practices support Māori learners in a culturally competent way. Teachers would benefit from
affirming these practices in the light of Tātaiako Cultural Competencies for Teachers of Māori
4 Sustainable Performance
How well placed is the school to sustain and improve its performance?
Ngahinapouri School is very well placed to sustain and improve its performance because:
self review within a reflective school culture is well established
governance is very effective. Dedicated trustees have relevant and complementary
skills and experience the principal’s professional leadership empowers deputy and assistant principals and teachers to develop and use personal expertise to enhance outcomes for students senior leaders and teachers regularly engage in relevant professional learning
quality assurance and appraisal processes are strongly linked to improving student
achievement collaborative staff relationships are underpinned by caring and respectful interactions with parents, students and one another a multi-faceted approach to communication with the community suits a range of styles and preferences. These processes are constantly reviewed.
ERO and the board agree that the school’s self review framework should be further developed and streamlined to more explicitly identify areas, timeframes and processes for review at each level of school operation.
Provision for international students
The school is a signatory to the Code of Practice for the Pastoral Care of International
Students (the Code) established under section 238F of the Education Act 1989. At the time of
this review there was one international student attending the school.
The school has attested that it complies with all aspects of the Code.
ERO’s investigations confirmed that the school’s self-review process for international students is thorough.
Board assurance on legal requirements
Before the review, the board of trustees and principal of the school completed the ERO Board Assurance Statement and Self-Audit Checklists. In these documents they attested that they had taken all reasonable steps to meet their legislative obligations related to :
management of health, safety and welfare
During the review, ERO checked the following items because they have a potentially high
impact on student achievement:
emotional safety of students (including prevention of bullying and sexual harassment)
physical safety of students
stand-downs, suspensions, expulsions and exclusions

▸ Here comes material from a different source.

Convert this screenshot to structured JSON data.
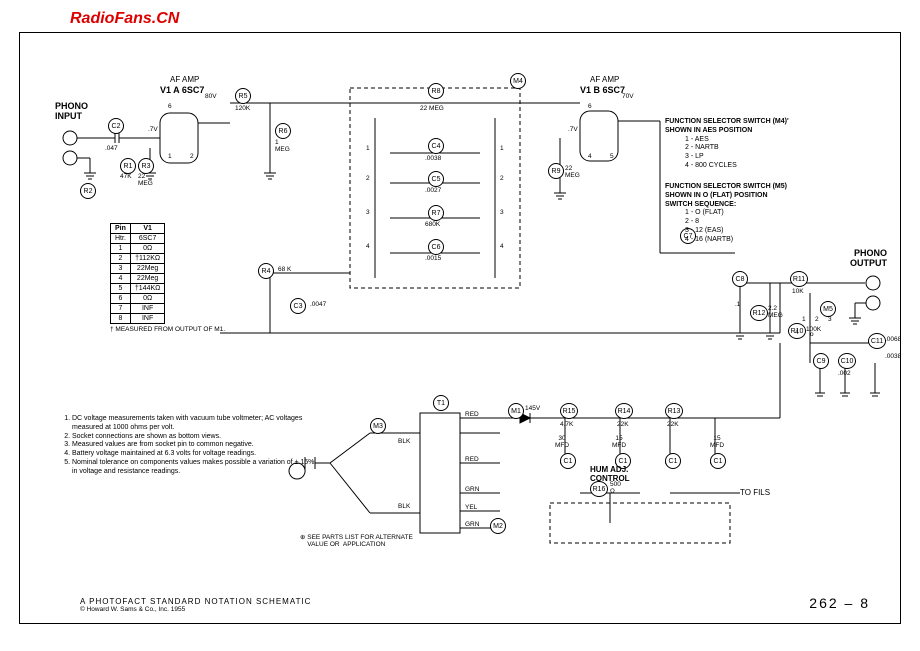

When is ERO likely to review the school again?
ERO is likely to carry out the next review in four-to-five years.
National Manager Review Services
Northern Region (Acting)
15 August 2012